  • Background screening firms are NOT the employment police, but professionals that gather relevant information so employers can make intelligent decisions. Background check reports provided by a Consumer Reporting Agency protects both employers and job applicants by providing employers with reports with much greater accuracy that filter out information that cannot be used,  and providing job applicants with an immediate avenue to contest any information in the report.
  • The background screening industry as a whole has been the primary reason why employers have become aware of the EEOC position on the overly board or automatic use of criminal records, since background screening firms deal with a high percentage of U.S. employers and typically include client education on how to properly consider the use of criminal records.
  • The issue of inaccurate records comes primarily from the data aggregator firms. A simple solution is to require any employer to only utilize information that has been confirmed as accurate and up to date from a primary source, such as a courthouse search.
  • Over 140 background screening firms have joined an industry group called “ConcernedCRAs” (http://www.concernedcras.com/) that opposes the use of databases provided by data aggregators for employment purposes, without first reconfirming that the information is currently complete, accurate and up-to-date.

Rosen summarized that the EEOC should undertake a fair and well-reasoned evaluation of all the issues and how its rulemaking in this area would impact all stakeholders: “It is certainly critically important to our society that everyone have a second chance.
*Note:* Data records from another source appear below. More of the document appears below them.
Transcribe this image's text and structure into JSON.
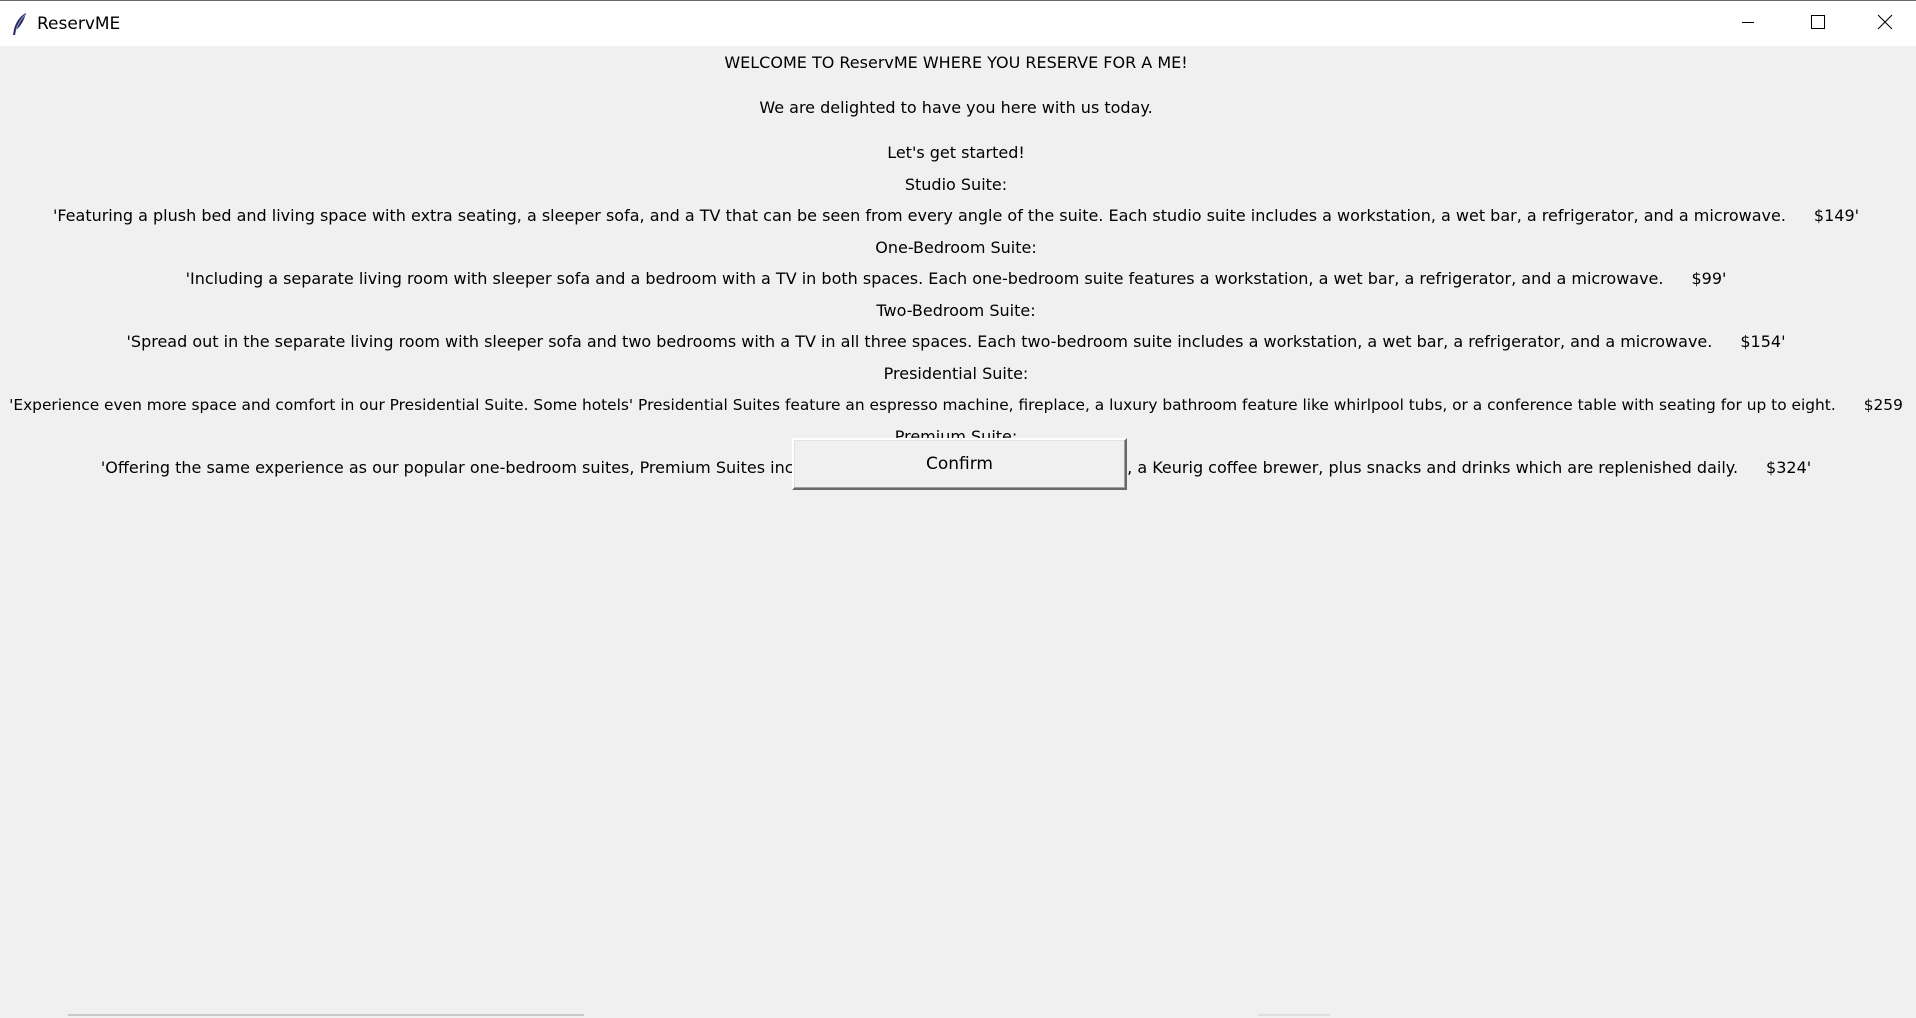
{
  "window": {
    "title": "ReservME",
    "controls": {
      "minimize_icon": "minimize-icon",
      "maximize_icon": "maximize-icon",
      "close_icon": "close-icon"
    }
  },
  "intro": {
    "welcome": "WELCOME TO ReservME WHERE YOU RESERVE FOR A ME!",
    "delighted": "We are delighted to have you here with us today.",
    "get_started": "Let's get started!"
  },
  "suites": [
    {
      "name": "Studio Suite:",
      "description": "'Featuring a plush bed and living space with extra seating, a sleeper sofa, and a TV that can be seen from every angle of the suite. Each studio suite includes a workstation, a wet bar, a refrigerator, and a microwave.",
      "price": "$149'"
    },
    {
      "name": "One-Bedroom Suite:",
      "description": "'Including a separate living room with sleeper sofa and a bedroom with a TV in both spaces. Each one-bedroom suite features a workstation, a wet bar, a refrigerator, and a microwave.",
      "price": "$99'"
    },
    {
      "name": "Two-Bedroom Suite:",
      "description": "'Spread out in the separate living room with sleeper sofa and two bedrooms with a TV in all three spaces. Each two-bedroom suite includes a workstation, a wet bar, a refrigerator, and a microwave.",
      "price": "$154'"
    },
    {
      "name": "Presidential Suite:",
      "description": "'Experience even more space and comfort in our Presidential Suite. Some hotels' Presidential Suites feature an espresso machine, fireplace, a luxury bathroom feature like whirlpool tubs, or a conference table with seating for up to eight.",
      "price": "$259"
    },
    {
      "name": "Premium Suite:",
      "description": "'Offering the same experience as our popular one-bedroom suites, Premium Suites include additional upgrades of Premium WiFi, a Keurig coffee brewer, plus snacks and drinks which are replenished daily.",
      "price": "$324'"
    }
  ],
  "confirm_label": "Confirm"
}
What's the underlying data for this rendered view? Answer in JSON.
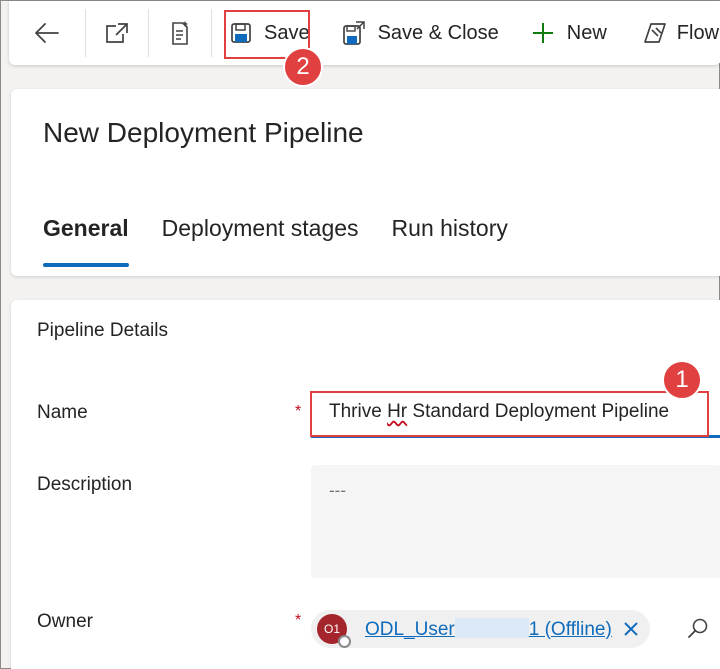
{
  "toolbar": {
    "save_label": "Save",
    "save_close_label": "Save & Close",
    "new_label": "New",
    "flow_label": "Flow"
  },
  "header": {
    "title": "New Deployment Pipeline",
    "tabs": [
      {
        "label": "General",
        "active": true
      },
      {
        "label": "Deployment stages",
        "active": false
      },
      {
        "label": "Run history",
        "active": false
      }
    ]
  },
  "details": {
    "section_title": "Pipeline Details",
    "name_label": "Name",
    "name_value_part1": "Thrive ",
    "name_value_misspelled": "Hr",
    "name_value_part2": " Standard Deployment Pipeline",
    "description_label": "Description",
    "description_placeholder": "---",
    "owner_label": "Owner",
    "owner_initials": "O1",
    "owner_name_prefix": "ODL_User",
    "owner_name_suffix": "1 (Offline)",
    "required_mark": "*"
  },
  "annotations": {
    "badge1": "1",
    "badge2": "2",
    "color": "#e0403f"
  },
  "colors": {
    "accent": "#0f6cbd",
    "required": "#c50f1f",
    "avatar": "#a4262c"
  },
  "icons": [
    "back-arrow-icon",
    "popout-icon",
    "checker-icon",
    "save-icon",
    "save-close-icon",
    "add-icon",
    "flow-icon",
    "close-icon",
    "search-icon"
  ]
}
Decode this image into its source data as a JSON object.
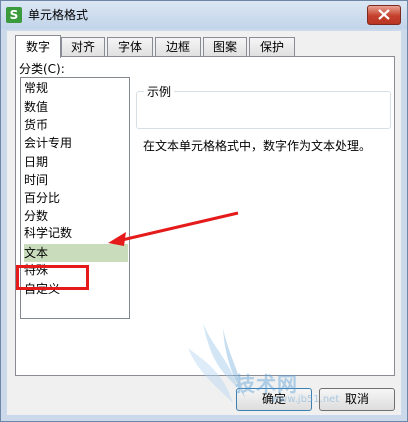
{
  "window": {
    "title": "单元格格式",
    "app_icon_glyph": "S"
  },
  "tabs": [
    {
      "label": "数字",
      "active": true
    },
    {
      "label": "对齐"
    },
    {
      "label": "字体"
    },
    {
      "label": "边框"
    },
    {
      "label": "图案"
    },
    {
      "label": "保护"
    }
  ],
  "category": {
    "label": "分类(C):",
    "items": [
      "常规",
      "数值",
      "货币",
      "会计专用",
      "日期",
      "时间",
      "百分比",
      "分数",
      "科学记数",
      "文本",
      "特殊",
      "自定义"
    ],
    "selected": "文本"
  },
  "sample": {
    "title": "示例"
  },
  "description": "在文本单元格格式中，数字作为文本处理。",
  "buttons": {
    "ok": "确定",
    "cancel": "取消"
  },
  "annotation": {
    "highlight_color": "#e51a1a"
  },
  "watermark": {
    "text": "技术网",
    "url": "www.jb51.net"
  },
  "colors": {
    "selected_bg": "#c9ddbd",
    "titlebar": "#cbd9ea"
  }
}
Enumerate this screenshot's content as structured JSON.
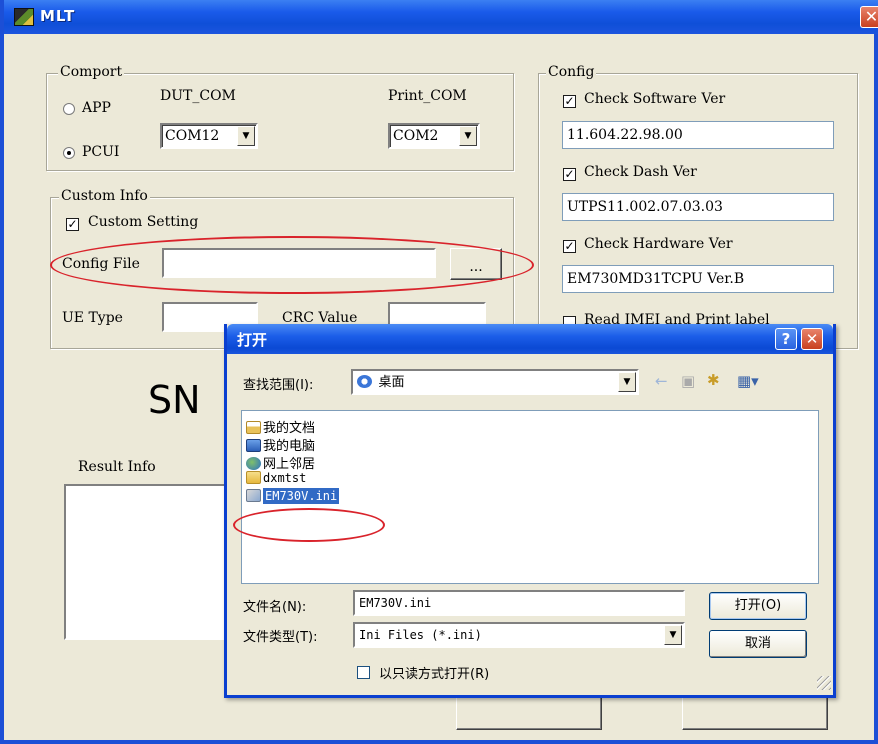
{
  "window": {
    "title": "MLT",
    "close_glyph": "✕"
  },
  "comport": {
    "legend": "Comport",
    "radio_app": "APP",
    "radio_pcui": "PCUI",
    "selected_mode": "PCUI",
    "dut_com_label": "DUT_COM",
    "dut_com_value": "COM12",
    "print_com_label": "Print_COM",
    "print_com_value": "COM2"
  },
  "custom_info": {
    "legend": "Custom Info",
    "custom_setting_label": "Custom Setting",
    "custom_setting_checked": true,
    "config_file_label": "Config File",
    "config_file_value": "",
    "browse_label": "...",
    "ue_type_label": "UE Type",
    "crc_value_label": "CRC Value"
  },
  "config": {
    "legend": "Config",
    "check_software_label": "Check Software Ver",
    "software_ver": "11.604.22.98.00",
    "check_dash_label": "Check Dash Ver",
    "dash_ver": "UTPS11.002.07.03.03",
    "check_hardware_label": "Check  Hardware Ver",
    "hardware_ver": "EM730MD31TCPU Ver.B",
    "read_imei_label": "Read  IMEI and Print label"
  },
  "sn_label": "SN",
  "result_info_label": "Result Info",
  "open_dialog": {
    "title": "打开",
    "look_in_label": "查找范围(I):",
    "look_in_value": "桌面",
    "files": [
      {
        "name": "我的文档",
        "icon": "my-documents-icon"
      },
      {
        "name": "我的电脑",
        "icon": "my-computer-icon"
      },
      {
        "name": "网上邻居",
        "icon": "network-places-icon"
      },
      {
        "name": "dxmtst",
        "icon": "folder-icon"
      },
      {
        "name": "EM730V.ini",
        "icon": "ini-file-icon",
        "selected": true
      }
    ],
    "file_name_label": "文件名(N):",
    "file_name_value": "EM730V.ini",
    "file_type_label": "文件类型(T):",
    "file_type_value": "Ini Files (*.ini)",
    "readonly_label": "以只读方式打开(R)",
    "open_button": "打开(O)",
    "cancel_button": "取消",
    "help_glyph": "?",
    "close_glyph": "✕"
  },
  "colors": {
    "titlebar_blue": "#0f4fd8",
    "window_face": "#ece9d8",
    "annotation_red": "#d9232b",
    "selection_blue": "#316ac5"
  }
}
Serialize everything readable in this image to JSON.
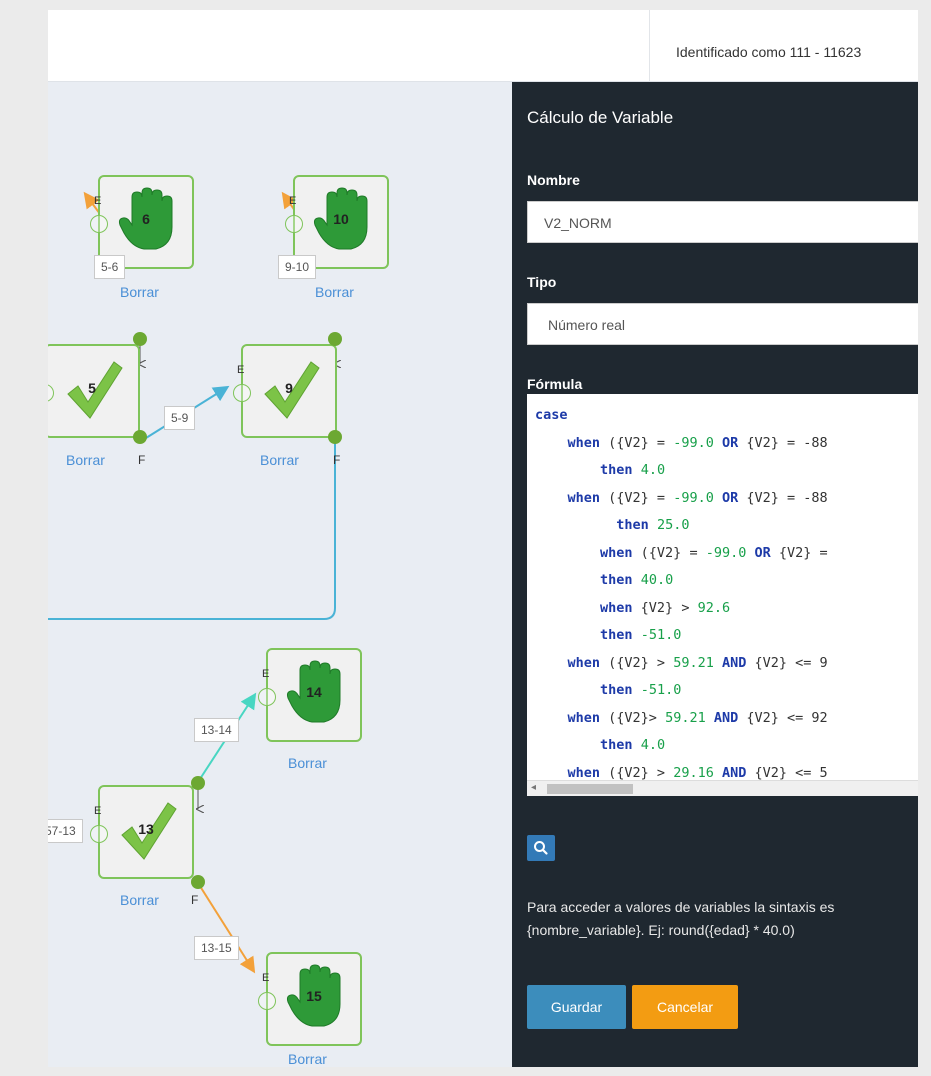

However, citizens also have a right to be free of violence and fraud in their everyday dealing, either as a member of the public, an employee or employer.  In reaching these difficult decisions, it is critical that the EEOC have a full understanding of all of the facts that surround background checks and criminal records.”

The letter from Les Rosen to the EEOC is available at the ‘Equal Employment Opportunity Commission (EEOC) and the Use of Criminal Records for Employment’ page on the ESR website at http://www.esrcheck.com/EEOC-and-the-Use-of-Criminal-Records-for-Employment.php.  For information about background checks, visit Employment Screening Resources (ESR) at http://www.ESRcheck.com.

About Employment Screening Resources (ESR):
Employment Screening Resources (ESR) literally wrote the book on background screening with “The Safe Hiring Manual” by ESR founder and CEO Lester Rosen. ESR streamlines the screening process and reduces administrative overhead though its proprietary technology solutions.  ESR is accredited by The National Association of Professional Background Screeners (NAPBS®), a distinction held by less than 2 percent of all screening firms. This important recognition was achieved by successfully passing a third party audit demonstrating compliance with the NAPBS Background Screening Agency Accreditation Program. By choosing an accredited screening firm like ESR, employers know they have selected an agency that meets the highest industry standards. For more information about ESR, visit http://www.ESRcheck.com.

http://cdia.files.cms-plus.com/PDFs/US%20Commission%20on%20Civil%20Rights.pdf.                            http://www.eeoc.gov/eeoc/meetings/7-26-11/index.cfm.